http://www.youtube.com/watch?v=UgNB9tZWUmM&feature=plcp&context=C45cb057VDvjVQa1PpcFO-6YPOczAIk3CibGe5nB3XJMdCLFxaPXU%3D

Amurrell
04-11-2012, 04:04 PM
Here is a set of older instructions/information for 9.x radiosity. Many of the things in here still apply to the newer engine, so give it a once over (or more) and see if this will help you in any way.

http://www.except.nl/lightwave/RadiosityGuide95/index.htm

rcallicotte
04-11-2012, 07:42 PM
Oh, okay. I see. Yep, I bought his video and saw a couple of the free ones, too. A lot to take in.

Thank you.



All scene objects wit the same default material - no specularity, reflection, refraction. In this way you clearly can see how GI acts. Take a look at RebelHill''s GI and unified sampling vids. they brilliant.

http://www.youtube.com/watch?v=0YFZ2av-BLg&feature=plcp&context=C47c5dd6VDvjVQa1PpcFO-6YPOczAIk0T9FPk7Dfr9uaAt3AybAp0=

http://www.youtube.com/watch?v=UgNB9tZWUmM&feature=plcp&context=C45cb057VDvjVQa1PpcFO-6YPOczAIk3CibGe5nB3XJMdCLFxaPXU%3D

rcallicotte
04-11-2012, 07:44 PM
Been studying it. I love what I'm learning from RH, too.


Here is a set of older instructions/information for 9.x radiosity. Many of the things in here still apply to the newer engine, so give it a once over (or more) and see if this will help you in any way.
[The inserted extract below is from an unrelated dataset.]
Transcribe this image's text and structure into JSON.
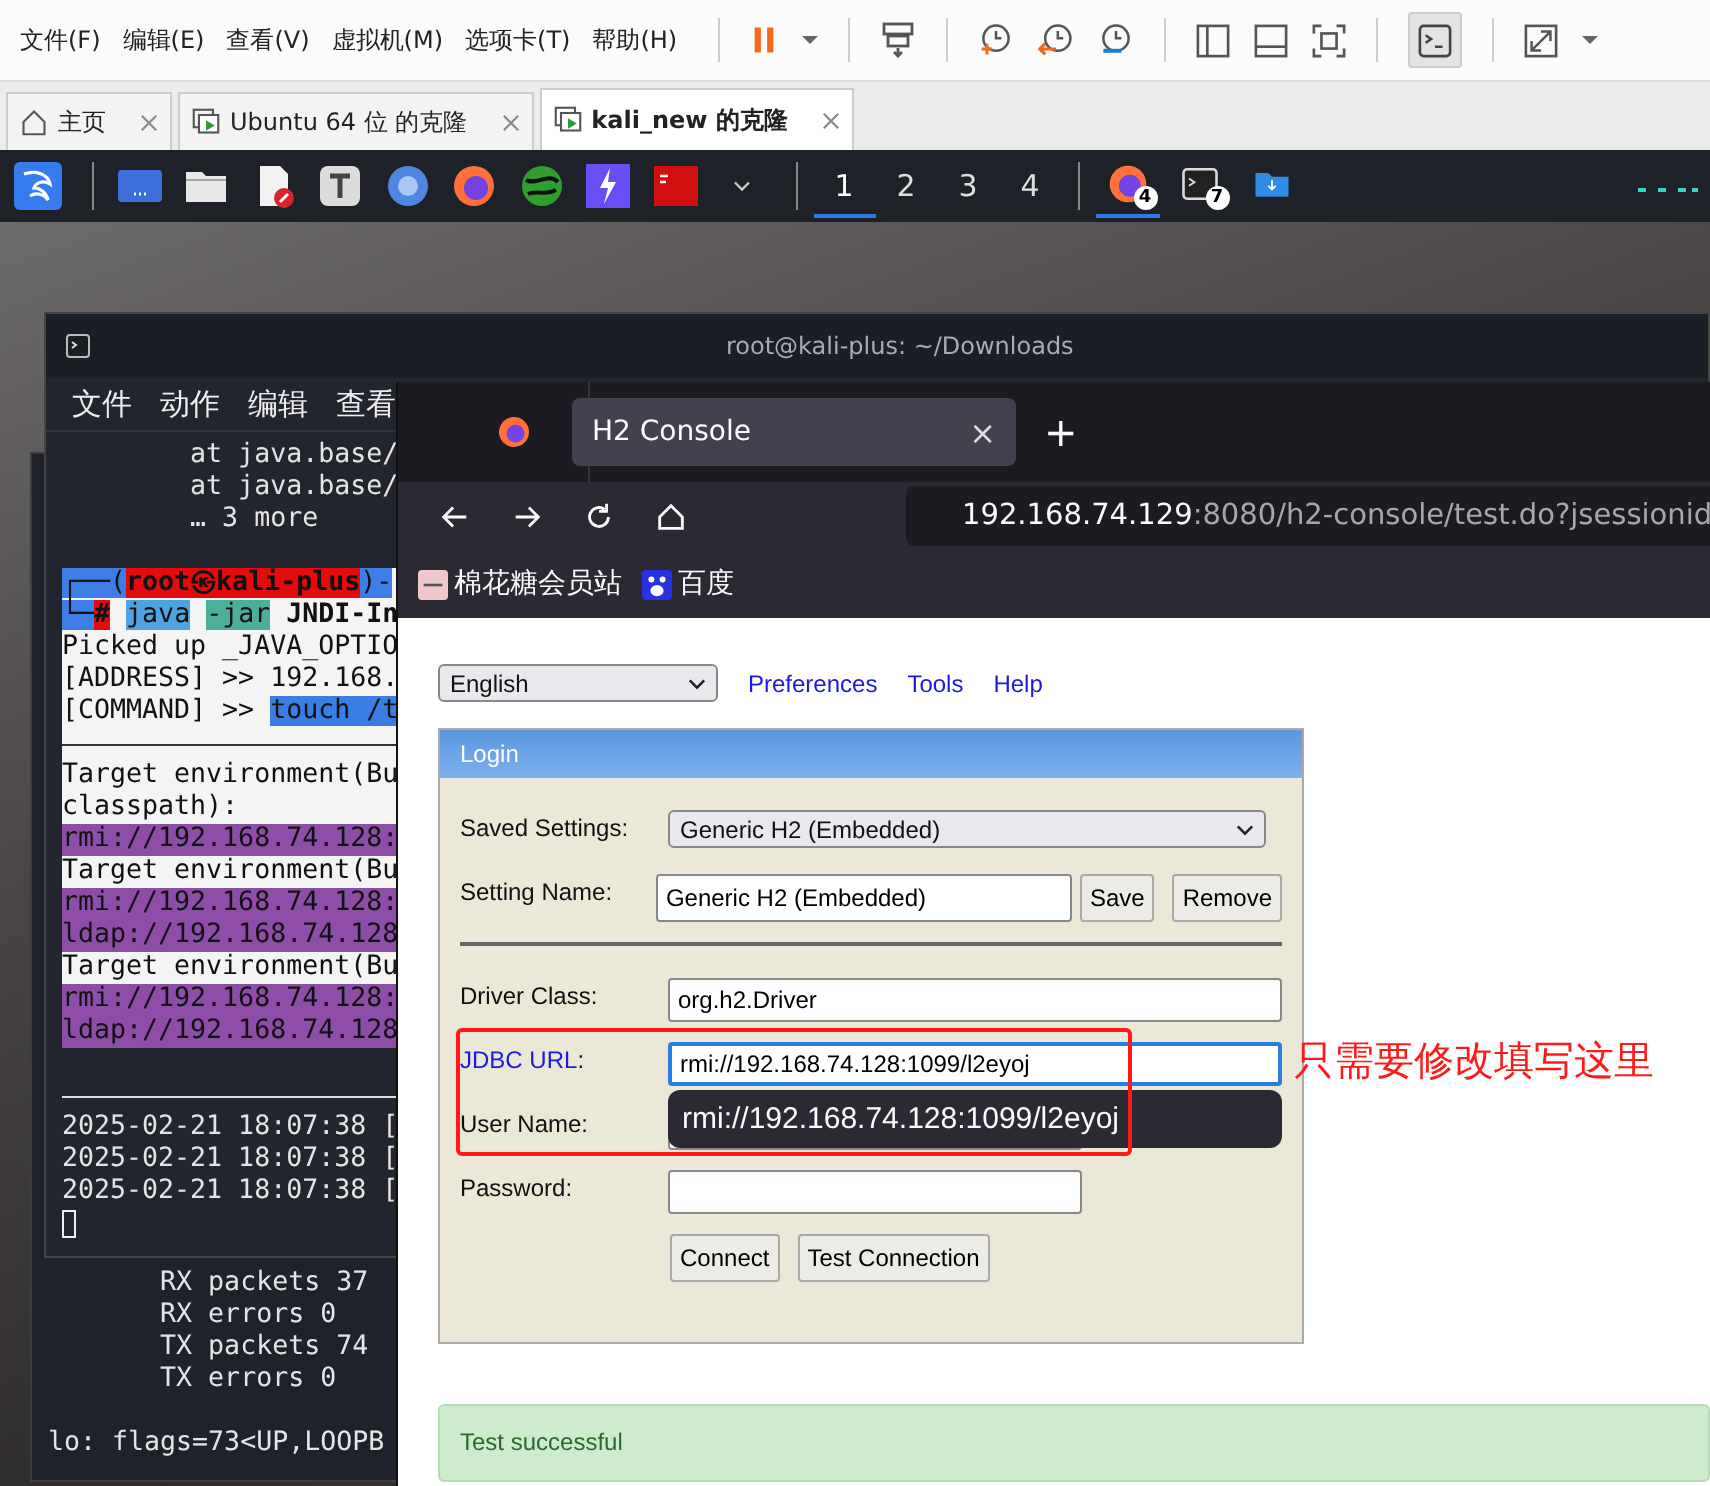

http://www.except.nl/lightwave/RadiosityGuide95/index.htm